— Directions —
Show each line of the records in which the word "Haus" occurs.

— Source information —
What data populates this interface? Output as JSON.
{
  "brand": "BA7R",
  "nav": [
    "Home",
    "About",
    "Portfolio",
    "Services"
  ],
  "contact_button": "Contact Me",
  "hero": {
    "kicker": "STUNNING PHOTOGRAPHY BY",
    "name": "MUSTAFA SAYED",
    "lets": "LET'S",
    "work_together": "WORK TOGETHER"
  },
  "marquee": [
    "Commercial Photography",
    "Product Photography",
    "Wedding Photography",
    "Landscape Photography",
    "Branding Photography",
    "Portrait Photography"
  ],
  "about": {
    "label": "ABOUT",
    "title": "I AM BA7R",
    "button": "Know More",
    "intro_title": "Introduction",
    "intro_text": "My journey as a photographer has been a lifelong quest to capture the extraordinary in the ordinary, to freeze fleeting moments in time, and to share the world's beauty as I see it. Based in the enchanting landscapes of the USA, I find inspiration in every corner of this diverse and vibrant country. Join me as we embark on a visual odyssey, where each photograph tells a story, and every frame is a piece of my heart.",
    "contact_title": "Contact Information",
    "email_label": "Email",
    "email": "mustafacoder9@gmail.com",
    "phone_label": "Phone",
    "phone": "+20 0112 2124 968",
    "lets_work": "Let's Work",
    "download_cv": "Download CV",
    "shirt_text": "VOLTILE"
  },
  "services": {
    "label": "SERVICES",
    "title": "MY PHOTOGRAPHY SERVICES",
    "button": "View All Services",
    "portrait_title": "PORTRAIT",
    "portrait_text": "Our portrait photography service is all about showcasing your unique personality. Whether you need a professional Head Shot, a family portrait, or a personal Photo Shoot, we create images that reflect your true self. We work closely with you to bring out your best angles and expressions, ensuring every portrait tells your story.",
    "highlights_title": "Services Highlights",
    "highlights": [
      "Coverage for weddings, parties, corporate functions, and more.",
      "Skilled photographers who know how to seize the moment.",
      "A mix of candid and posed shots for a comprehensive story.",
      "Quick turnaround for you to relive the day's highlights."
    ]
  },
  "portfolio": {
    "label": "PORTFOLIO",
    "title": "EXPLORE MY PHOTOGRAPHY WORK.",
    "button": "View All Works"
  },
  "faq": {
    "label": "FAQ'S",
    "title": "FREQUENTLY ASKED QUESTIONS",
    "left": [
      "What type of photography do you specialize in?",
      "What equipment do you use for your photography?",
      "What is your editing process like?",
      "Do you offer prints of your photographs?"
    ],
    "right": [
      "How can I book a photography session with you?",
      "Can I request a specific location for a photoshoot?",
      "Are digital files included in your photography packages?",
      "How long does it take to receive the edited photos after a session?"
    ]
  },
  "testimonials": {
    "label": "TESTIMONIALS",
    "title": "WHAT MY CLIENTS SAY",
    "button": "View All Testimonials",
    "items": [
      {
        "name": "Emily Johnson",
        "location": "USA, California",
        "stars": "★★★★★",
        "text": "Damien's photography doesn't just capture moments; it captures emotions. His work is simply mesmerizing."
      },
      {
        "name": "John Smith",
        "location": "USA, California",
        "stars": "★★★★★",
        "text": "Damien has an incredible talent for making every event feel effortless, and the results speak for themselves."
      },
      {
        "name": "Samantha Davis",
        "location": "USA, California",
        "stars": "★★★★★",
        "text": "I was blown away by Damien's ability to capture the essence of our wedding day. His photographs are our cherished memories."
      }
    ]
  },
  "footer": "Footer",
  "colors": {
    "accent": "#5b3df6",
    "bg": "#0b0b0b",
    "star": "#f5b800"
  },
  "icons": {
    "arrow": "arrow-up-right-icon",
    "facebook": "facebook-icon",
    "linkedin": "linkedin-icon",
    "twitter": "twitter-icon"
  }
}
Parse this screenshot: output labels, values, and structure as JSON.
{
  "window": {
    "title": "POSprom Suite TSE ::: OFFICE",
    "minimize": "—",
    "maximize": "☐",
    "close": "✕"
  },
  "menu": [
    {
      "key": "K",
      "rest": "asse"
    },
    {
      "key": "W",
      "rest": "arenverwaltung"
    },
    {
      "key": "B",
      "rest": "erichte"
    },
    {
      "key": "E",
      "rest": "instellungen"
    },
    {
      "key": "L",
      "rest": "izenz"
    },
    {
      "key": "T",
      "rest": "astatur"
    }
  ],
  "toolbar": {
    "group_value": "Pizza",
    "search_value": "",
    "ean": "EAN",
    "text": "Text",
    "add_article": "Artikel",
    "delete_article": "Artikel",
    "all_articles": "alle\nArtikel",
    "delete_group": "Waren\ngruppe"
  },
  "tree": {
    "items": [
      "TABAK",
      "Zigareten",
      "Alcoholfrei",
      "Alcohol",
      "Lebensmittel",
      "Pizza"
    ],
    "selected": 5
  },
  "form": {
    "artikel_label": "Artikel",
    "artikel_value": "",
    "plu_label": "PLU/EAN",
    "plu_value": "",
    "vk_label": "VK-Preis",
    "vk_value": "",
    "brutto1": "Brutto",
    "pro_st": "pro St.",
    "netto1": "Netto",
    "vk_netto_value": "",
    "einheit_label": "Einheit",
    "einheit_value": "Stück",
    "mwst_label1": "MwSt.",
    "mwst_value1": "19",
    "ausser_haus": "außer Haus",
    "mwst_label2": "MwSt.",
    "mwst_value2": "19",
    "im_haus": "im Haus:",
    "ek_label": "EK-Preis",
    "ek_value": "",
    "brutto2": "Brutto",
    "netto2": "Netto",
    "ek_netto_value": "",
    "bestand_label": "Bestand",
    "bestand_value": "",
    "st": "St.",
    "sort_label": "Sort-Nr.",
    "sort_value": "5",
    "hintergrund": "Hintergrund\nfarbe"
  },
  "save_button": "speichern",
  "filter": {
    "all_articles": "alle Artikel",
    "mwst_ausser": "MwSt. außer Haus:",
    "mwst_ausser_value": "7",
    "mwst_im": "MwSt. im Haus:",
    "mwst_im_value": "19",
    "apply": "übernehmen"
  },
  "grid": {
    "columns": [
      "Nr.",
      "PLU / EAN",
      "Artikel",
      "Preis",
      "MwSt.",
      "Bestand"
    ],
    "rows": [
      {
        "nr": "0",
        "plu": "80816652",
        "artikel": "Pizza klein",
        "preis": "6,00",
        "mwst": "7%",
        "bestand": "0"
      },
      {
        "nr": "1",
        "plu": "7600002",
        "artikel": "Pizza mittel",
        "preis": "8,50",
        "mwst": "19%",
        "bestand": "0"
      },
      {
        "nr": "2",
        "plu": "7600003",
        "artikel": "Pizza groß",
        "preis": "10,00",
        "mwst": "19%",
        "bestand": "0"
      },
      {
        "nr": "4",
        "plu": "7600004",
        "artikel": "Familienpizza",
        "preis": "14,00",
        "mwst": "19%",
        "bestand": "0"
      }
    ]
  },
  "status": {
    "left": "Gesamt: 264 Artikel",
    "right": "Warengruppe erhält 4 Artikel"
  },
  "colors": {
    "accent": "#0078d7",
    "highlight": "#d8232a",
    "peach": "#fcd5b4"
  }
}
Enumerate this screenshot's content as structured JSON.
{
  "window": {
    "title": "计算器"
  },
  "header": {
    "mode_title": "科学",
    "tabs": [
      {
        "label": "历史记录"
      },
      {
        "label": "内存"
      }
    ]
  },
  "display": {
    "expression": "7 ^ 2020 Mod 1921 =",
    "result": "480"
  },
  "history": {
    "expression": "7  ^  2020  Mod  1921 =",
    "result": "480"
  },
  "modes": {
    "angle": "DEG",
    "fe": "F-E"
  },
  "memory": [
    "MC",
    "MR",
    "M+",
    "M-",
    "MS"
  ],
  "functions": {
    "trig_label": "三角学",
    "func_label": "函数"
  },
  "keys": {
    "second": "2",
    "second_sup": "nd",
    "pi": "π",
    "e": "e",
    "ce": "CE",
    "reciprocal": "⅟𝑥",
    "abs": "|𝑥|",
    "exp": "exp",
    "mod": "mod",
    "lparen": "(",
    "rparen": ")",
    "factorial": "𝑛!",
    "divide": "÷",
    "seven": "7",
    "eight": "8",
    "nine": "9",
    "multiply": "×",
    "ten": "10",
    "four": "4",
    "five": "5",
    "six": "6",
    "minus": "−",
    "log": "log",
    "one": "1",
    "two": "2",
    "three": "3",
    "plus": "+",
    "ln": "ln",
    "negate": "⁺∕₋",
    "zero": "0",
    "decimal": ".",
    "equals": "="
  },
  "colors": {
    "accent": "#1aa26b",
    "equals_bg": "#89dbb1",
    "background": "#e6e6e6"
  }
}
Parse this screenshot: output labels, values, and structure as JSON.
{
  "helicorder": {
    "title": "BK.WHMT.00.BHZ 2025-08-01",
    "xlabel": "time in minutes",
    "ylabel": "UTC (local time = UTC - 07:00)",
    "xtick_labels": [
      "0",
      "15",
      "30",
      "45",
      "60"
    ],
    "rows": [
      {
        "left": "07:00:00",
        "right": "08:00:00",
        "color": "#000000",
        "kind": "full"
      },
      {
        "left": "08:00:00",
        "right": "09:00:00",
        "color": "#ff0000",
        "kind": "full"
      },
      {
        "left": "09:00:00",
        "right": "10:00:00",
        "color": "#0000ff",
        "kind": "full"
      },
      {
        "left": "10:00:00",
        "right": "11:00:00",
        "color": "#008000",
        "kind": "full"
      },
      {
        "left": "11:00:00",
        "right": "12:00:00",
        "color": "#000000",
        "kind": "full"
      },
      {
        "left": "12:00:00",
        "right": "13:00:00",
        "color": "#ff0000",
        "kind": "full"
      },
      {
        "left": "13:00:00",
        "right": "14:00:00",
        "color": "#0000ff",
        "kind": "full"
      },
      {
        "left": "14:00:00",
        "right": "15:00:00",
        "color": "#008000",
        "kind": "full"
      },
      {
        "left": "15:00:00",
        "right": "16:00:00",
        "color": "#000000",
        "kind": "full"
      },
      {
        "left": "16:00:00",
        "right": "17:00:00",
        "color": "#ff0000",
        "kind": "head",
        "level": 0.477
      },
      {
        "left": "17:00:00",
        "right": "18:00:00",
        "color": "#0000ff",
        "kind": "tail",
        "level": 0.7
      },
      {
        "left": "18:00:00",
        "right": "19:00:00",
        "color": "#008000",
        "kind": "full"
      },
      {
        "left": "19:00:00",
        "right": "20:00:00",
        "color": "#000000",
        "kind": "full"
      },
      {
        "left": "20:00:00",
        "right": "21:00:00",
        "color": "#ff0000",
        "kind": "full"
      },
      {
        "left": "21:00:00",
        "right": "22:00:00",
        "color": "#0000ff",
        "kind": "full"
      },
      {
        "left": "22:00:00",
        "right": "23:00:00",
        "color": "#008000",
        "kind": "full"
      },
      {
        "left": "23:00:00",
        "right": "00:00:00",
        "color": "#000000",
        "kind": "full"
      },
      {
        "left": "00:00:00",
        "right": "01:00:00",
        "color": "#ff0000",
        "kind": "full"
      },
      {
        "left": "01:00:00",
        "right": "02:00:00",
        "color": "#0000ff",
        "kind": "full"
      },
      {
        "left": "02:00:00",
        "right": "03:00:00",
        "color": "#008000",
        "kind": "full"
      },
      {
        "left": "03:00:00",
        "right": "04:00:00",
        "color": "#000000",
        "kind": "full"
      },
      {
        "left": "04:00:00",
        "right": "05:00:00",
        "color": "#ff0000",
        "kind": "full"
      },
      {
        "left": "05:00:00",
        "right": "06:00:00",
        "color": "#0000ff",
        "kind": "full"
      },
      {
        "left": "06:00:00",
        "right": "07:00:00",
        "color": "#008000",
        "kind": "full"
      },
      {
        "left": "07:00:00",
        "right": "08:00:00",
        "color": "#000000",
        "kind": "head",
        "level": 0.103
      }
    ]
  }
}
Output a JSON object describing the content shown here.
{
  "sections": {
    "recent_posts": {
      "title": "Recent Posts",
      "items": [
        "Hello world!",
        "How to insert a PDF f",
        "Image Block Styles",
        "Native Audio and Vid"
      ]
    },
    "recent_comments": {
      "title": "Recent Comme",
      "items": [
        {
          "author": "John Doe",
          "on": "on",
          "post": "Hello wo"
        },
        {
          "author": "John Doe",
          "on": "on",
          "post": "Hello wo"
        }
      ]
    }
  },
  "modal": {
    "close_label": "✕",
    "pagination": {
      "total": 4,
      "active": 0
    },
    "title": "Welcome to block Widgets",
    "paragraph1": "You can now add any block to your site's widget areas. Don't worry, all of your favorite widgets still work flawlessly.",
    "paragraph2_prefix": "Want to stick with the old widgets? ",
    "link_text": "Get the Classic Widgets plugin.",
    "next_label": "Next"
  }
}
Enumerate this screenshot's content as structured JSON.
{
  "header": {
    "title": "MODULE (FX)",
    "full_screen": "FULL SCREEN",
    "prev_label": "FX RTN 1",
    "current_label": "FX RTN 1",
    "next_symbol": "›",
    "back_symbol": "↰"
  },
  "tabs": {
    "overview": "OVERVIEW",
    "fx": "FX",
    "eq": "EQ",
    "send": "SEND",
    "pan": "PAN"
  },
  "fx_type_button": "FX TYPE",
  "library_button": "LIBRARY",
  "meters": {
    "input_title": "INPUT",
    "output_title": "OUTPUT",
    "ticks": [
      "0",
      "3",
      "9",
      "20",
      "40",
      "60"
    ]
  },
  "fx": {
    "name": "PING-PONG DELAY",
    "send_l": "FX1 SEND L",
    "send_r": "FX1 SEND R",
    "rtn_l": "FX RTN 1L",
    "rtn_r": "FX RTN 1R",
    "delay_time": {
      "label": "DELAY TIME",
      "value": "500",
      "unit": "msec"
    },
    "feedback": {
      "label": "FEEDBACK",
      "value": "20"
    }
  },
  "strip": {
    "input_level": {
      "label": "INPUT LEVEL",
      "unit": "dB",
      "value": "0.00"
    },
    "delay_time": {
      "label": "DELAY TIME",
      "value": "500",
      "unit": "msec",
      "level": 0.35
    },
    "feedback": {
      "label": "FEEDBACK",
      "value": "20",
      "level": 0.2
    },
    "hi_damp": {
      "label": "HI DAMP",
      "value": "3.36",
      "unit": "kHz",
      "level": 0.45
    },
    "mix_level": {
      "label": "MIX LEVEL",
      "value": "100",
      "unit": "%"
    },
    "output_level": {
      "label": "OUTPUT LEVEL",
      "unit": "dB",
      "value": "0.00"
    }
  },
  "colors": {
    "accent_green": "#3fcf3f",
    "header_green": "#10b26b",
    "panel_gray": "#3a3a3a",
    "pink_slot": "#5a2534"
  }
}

— Answer space —
    "ausser_haus": "außer Haus",
    "im_haus": "im Haus:",
    "mwst_ausser": "MwSt. außer Haus:",
    "mwst_im": "MwSt. im Haus:",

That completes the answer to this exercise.